In Parfums de Coeur, Ltd. V. Asta the respondent individual filed a trademark application in 1999 based on proposed use of the trademark BOD in association with wares identified as “hair care, namely shampoo conditioner, treatment, styling aids, hairsprays, hairpolish, perms, … .” The respondent subsequently filed a Declaration of Use signed February 12, 2004 declaring that by himself or through a licensee he had commenced use of the trademark in association with all the listed wares. The applicant began selling body sprays in Canada in association with the trademark BOD MAN as early as 2002, but when it sought registration in Canada, the respondent’s mark was cited against it. When challenged regarding his Declaration of Use, the respondent amended the list of wares to read only “hair care, namely shampoo, conditioner”. Read more

Canadian Distiller Wins Latest Round In Trademark Battle
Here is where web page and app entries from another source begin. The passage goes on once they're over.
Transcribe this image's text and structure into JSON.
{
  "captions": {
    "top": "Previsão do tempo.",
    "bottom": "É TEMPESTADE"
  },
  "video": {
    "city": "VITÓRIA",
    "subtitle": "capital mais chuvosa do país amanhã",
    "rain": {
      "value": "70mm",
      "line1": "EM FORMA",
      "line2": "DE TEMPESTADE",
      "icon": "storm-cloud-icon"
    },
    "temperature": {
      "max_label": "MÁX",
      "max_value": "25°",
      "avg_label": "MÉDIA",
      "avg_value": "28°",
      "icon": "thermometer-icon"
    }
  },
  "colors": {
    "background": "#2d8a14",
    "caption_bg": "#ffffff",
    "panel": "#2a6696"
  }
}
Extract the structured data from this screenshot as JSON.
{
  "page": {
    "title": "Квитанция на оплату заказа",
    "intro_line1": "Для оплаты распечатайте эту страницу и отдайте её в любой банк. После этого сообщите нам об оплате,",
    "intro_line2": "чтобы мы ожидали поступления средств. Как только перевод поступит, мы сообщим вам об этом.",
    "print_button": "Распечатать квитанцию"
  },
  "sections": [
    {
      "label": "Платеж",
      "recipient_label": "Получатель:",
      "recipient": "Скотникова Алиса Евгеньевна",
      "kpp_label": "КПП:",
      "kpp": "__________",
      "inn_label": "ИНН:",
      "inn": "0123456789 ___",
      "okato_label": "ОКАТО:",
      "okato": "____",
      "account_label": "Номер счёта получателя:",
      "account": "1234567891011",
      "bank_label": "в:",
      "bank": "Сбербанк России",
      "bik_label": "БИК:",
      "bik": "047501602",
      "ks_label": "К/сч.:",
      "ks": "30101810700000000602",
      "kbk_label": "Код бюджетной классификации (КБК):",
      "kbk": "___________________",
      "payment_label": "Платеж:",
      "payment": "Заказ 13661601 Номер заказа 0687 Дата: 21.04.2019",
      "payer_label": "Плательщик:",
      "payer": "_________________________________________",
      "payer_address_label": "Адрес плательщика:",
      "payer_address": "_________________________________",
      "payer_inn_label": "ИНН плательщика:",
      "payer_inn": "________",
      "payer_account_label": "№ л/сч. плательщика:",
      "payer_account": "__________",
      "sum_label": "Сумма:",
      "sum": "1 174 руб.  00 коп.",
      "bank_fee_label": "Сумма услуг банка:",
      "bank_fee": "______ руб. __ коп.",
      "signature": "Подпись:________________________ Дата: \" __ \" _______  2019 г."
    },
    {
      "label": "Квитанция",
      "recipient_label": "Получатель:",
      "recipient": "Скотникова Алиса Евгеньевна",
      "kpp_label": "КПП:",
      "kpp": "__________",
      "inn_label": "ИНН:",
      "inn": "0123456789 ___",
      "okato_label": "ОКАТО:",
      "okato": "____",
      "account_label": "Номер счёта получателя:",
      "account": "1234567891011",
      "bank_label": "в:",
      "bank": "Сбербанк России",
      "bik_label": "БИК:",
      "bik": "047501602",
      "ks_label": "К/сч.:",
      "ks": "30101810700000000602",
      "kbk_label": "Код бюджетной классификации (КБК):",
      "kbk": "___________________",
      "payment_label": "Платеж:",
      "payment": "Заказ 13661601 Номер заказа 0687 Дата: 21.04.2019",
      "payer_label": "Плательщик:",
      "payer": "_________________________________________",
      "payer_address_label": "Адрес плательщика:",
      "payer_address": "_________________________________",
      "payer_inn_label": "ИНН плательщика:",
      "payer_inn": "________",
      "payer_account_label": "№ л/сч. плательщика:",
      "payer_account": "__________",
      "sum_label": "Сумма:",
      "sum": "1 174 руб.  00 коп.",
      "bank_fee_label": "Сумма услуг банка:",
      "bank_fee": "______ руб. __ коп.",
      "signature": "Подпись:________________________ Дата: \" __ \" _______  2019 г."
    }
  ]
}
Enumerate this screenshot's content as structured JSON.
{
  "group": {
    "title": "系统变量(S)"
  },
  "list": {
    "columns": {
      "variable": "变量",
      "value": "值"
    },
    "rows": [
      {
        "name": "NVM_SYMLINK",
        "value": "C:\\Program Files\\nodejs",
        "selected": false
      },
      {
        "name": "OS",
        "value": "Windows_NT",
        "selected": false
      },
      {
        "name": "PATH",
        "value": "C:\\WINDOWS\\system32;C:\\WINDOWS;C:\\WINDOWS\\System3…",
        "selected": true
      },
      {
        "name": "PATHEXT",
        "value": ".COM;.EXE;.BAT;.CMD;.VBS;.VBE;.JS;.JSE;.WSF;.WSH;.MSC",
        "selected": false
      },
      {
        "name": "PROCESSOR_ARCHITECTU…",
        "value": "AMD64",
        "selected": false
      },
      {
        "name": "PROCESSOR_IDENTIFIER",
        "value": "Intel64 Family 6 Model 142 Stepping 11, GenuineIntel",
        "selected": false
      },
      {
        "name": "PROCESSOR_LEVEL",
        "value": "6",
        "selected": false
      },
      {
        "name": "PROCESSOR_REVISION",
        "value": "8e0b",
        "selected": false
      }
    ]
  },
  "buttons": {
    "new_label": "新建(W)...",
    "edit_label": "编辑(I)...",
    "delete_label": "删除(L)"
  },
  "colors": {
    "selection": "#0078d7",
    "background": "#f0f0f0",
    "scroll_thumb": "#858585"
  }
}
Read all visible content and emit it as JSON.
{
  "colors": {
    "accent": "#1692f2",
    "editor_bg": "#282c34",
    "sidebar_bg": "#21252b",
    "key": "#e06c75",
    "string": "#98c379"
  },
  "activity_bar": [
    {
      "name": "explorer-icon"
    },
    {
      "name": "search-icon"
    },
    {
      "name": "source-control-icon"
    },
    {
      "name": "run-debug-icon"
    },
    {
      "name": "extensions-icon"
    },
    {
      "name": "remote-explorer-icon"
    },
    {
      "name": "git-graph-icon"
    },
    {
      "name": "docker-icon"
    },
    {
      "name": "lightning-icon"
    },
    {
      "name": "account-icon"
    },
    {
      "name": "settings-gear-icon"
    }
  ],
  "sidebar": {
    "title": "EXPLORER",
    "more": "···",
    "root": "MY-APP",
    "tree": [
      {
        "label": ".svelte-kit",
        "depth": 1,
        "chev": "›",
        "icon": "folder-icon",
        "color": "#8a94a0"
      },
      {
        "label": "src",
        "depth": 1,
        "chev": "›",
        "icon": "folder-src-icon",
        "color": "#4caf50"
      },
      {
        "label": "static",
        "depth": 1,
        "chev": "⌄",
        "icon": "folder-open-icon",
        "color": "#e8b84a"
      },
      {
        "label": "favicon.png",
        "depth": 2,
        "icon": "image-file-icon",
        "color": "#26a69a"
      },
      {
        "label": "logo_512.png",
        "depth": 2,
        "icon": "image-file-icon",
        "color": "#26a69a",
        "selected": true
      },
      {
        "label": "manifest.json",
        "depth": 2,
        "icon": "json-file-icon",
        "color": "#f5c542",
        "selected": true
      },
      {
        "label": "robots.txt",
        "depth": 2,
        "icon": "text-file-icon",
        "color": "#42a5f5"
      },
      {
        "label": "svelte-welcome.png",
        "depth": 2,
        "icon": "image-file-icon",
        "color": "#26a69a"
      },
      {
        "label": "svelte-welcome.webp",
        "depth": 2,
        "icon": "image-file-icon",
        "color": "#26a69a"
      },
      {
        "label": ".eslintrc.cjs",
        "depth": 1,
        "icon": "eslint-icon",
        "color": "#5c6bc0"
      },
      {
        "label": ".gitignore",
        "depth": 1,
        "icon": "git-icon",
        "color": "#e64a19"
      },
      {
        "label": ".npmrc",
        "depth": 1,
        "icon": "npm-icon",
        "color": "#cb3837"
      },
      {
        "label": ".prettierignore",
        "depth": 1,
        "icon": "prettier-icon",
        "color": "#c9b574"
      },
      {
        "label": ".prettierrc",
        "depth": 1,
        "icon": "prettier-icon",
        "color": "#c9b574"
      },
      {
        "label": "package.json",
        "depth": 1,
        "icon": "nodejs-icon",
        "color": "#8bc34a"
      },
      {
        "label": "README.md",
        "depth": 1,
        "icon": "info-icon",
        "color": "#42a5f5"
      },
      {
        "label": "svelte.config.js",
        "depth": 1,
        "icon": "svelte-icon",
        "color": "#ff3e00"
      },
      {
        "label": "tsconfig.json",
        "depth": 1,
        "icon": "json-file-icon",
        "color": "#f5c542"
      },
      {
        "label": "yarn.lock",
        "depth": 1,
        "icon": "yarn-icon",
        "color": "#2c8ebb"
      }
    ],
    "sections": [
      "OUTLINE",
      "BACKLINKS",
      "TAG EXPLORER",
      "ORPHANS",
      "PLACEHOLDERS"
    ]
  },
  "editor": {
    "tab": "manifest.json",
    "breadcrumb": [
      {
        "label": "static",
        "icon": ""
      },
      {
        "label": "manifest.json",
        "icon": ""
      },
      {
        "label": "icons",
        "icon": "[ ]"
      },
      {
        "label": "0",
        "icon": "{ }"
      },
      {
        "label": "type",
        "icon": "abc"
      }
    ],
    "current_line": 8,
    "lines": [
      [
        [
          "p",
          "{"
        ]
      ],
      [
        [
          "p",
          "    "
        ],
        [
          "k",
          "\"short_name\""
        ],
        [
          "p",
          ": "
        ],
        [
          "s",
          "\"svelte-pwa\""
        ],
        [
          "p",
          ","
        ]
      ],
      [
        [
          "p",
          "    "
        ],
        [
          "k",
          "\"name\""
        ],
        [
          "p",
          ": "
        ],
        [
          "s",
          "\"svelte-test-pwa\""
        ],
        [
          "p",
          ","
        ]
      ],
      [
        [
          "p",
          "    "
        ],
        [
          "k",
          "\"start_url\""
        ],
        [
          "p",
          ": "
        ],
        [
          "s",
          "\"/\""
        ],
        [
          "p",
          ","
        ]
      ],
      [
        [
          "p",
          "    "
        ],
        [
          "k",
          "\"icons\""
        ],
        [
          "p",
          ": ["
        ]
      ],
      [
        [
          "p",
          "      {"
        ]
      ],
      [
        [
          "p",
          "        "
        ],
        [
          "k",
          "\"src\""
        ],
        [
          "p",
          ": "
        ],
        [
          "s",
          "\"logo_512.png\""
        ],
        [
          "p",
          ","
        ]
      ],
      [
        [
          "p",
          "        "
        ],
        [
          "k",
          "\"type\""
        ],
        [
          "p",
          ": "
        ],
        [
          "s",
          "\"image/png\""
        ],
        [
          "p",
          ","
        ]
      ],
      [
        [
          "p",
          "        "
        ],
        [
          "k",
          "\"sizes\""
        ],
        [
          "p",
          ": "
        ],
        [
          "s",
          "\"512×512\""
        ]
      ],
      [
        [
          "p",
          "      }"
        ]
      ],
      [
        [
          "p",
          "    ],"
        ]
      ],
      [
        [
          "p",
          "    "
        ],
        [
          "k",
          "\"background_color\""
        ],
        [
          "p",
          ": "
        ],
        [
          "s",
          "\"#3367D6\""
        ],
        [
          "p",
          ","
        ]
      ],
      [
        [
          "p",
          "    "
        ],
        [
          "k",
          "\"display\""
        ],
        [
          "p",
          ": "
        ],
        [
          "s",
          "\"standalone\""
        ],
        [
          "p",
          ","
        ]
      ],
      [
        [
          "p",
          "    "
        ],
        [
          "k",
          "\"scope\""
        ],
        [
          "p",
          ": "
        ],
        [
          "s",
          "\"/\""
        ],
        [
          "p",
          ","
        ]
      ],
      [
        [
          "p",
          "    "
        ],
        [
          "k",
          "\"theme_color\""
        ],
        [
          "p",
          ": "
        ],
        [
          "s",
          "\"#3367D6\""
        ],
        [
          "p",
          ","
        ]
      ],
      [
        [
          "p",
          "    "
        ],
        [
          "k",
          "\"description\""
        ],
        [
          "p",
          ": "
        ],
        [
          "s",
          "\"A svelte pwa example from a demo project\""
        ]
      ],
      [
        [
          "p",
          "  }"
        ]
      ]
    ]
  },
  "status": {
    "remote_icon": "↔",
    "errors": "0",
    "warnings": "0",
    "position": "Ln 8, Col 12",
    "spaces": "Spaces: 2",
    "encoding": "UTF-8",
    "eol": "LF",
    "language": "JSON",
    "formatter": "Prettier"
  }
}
Just in time for Robbie Burns day, Canada’s Federal Court of Appeal has ruled that a Canadian distiller of whiskey can use the word GLEN in its trademark, without misleading Canadian consumers into thinking that its product is whiskey that is from Scotland.  This is the latest round in the battle by Bedford, Nova Scotia based Glenora Distillers to register the mark GLEN BRETON in the Canadian Intellectual Property Office in association with its single malt whiskey.  There’s no word yet on whether the Scotch Whiskey Association will appeal the decision to the Supreme Court of Canada.